Text and images VIANCA GAMBOA
There is nothing quite like Dom Martin Gomez’s “transfiguration” in the sea of stories and how they came to be. Aptly named Gang Gomez in the ’70s haute couture scene, he used to dress the Manila elite with his signature “classic lines,” making use of the country’s indigenous textiles such as piña and jusi. He finished his degree at the prestigious SLIMS Fashion and Arts and pursued his career for 22 years. Soon he plucked looks for his high-end shop and went on to serve God by joining the Monastery of Transfiguration in Malaybalay, Bukidnon. Not long after, he found himself going back to his roots—embracing both his passion for religion and fashion.
There was a great demand for our very own versions of the Spaniards’ pre-dominant language of the Church’s teachings and elements, including songs, architecture, and vestments which were always been quilted in rich silks and brocade. The adaptation, or what is known in Church as inculturation, slowly gained momentum in the 1950s when the Church began to translate, and later on, compose hymns in the Filipino dialect, as well as incorporate our local materials by building churches out of bamboo, narra, and the likes. But most of all, however deeply enthralled, he was surprised with the notion that our country possesses no original embroidery designs of its own despite the local weavers’ exquisite talent, thus pushing him to exhibit the tribes’ attention to detail, like the Tboli’s, and designs not manned by any Western influence.
Twenty-one years ago, he unveiled a 50-piece collection of handwoven vestments for the Centennial of Philippine Independence in 1998 in line with the Catholic Church’s inculturation with the Filipinos’ modern, indigenous culture. It was a way to pioneer our own identity of worship through holy robes making use of our own fabrics and textiles like all-natural abaca, piña, and banana silk—incorporating his distinction as a former designer.
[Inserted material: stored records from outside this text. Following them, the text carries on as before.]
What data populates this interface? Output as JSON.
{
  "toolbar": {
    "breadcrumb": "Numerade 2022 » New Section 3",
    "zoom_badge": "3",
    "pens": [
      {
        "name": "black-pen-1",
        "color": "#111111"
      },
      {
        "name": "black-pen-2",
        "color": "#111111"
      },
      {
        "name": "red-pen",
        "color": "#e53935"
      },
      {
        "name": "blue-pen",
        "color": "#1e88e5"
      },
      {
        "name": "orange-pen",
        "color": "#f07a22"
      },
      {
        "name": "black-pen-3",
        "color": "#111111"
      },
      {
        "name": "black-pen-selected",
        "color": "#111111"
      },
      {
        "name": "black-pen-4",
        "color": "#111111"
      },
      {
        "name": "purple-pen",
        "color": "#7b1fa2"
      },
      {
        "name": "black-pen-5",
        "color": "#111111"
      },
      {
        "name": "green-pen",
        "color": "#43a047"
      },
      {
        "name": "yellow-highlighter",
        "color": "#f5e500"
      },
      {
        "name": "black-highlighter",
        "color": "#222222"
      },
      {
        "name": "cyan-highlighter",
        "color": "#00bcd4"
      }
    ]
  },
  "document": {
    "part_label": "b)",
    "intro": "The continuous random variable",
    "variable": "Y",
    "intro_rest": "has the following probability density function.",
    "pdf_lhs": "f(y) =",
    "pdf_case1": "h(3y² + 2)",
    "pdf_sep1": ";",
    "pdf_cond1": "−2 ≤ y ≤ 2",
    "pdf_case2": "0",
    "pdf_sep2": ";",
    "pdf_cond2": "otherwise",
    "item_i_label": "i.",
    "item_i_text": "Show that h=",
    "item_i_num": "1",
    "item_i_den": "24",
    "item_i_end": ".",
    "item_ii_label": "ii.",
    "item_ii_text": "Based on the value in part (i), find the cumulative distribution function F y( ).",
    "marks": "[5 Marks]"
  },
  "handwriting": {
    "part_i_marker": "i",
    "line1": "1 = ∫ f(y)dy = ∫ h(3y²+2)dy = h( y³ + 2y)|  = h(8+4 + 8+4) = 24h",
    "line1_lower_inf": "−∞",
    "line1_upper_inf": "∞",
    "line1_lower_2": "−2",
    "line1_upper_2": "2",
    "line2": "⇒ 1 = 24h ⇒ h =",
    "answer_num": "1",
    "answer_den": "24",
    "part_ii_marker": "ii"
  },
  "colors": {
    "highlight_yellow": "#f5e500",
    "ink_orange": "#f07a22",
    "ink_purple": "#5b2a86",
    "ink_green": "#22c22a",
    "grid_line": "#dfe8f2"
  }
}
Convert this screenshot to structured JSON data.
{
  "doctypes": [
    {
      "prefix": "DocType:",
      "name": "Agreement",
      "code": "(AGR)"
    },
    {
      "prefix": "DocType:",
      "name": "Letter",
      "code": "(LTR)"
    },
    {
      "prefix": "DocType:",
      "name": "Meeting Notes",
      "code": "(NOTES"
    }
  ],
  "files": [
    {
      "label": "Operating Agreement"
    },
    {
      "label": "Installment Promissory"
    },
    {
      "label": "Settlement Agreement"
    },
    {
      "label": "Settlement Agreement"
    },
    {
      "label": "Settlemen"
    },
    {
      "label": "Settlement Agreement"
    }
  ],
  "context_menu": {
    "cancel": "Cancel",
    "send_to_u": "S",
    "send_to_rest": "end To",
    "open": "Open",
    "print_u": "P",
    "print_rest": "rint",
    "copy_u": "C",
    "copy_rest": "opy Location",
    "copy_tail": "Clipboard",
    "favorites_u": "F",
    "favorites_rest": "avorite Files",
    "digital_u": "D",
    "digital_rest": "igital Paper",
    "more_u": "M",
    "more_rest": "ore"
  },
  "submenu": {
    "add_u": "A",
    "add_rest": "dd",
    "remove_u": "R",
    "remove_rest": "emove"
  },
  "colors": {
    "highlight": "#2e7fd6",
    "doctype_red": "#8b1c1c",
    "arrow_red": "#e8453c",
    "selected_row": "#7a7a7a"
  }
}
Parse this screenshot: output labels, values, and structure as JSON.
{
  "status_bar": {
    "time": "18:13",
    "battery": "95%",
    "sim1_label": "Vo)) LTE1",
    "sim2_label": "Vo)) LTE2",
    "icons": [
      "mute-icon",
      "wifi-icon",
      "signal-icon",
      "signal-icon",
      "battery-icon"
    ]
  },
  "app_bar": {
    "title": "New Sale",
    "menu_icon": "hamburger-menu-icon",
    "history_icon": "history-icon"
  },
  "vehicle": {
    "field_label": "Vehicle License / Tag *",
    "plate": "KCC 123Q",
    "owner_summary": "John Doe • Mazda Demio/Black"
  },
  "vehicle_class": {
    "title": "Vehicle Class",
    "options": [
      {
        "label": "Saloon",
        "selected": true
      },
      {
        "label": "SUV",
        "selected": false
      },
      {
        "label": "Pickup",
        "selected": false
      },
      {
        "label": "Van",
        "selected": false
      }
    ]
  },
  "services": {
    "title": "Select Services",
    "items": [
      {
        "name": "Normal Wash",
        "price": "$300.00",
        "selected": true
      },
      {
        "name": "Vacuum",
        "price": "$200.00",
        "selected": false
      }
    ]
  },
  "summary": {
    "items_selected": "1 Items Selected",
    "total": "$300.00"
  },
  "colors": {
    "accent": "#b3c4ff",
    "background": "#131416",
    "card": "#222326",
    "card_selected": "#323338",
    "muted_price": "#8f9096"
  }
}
It was a cultivation of the Benedictine monasteries’ forms of art enshrined with values of noble simplicity, sense of balance, and harmony. Materials had to be what could be found in the general vicinity, in accordance with a certain instruction laid out by the Roman Missal for the making of sacred vestments, indicating that “the beauty and nobility of the vestment should derive from the material used and the design rather than from the extraneous and lavish ornamentation.”
Living up to be one of the most influential artisans under the liturgical order, Dom called his exhibit Vestments for Worship: Wrapped in Identity, which was displayed at the Ayala Museum for six months. This was also the main focus in his book Worship and Weave: Towards Filipino Liturgical Vestments. The exhibit formally roamed around art-appreciative parts of the world like in the US West Coast, Textile Museum of Canada, and The Philippine Center in New York before its official inauguration for finding a home in the Museum of Transfiguracion Abbey, which was also designed by Dom Martin himself, at the Monastery of Transfiguration compound in Bukidnon on August 6, 2008.
Dom went on a lot of research in the process like visiting ethnolinguistic groups’ weaving centers, looking at their approach to design, and their fabric specialty.
He began visiting 20 of them in different parts of the country to immerse himself in their weaving traditions, tapping them to co-create his designs, and even “challenging” them to go beyond their elements and patterns. At one point, he tapped two Yakan sisters to weave a chasuble with only two distinctive colors: white and gold—veering away from their traditional three-way thread. He mused that they rejected the offer at first but out of his constant nagging and words of empowerment, they obliged, without harassment involved, of course. He came back to find refined white and gold with intricate embroidery of geometric patterns and diamond appliqués in one uniform chasuble.
Dom was able to showcase the Ifugao’s craft that makes use of their special technique in dyeing called mumbodbod. In lieu of abaca fibers, he asked them to weave the traditional ikat designs out of silk yarns. It was yet another story of development for the weavers because it is a somewhat difficult material to utilize, according to Dom. The collection is a parade of red chasubles with ochre and cream details in ikat prints.
The piña and abaca collection, despite its very crisp and subtle fabric, stood the test of weaving precise detail with paisley patterned stole and soft palette of rose gold, pastels, and khaki.
Like “sacred vessels of the altar,” the Filipino Liturgical Vestments is up on display at the museum and was never kept hidden in the sacristy for the country to appreciate. Some of these vestments, however, are being worn by monks during special celebrations in the abbey church. Cardinal Tagle even called dibs on the violet chasuble and stole made from poly-hemp with cotton pili orphrey.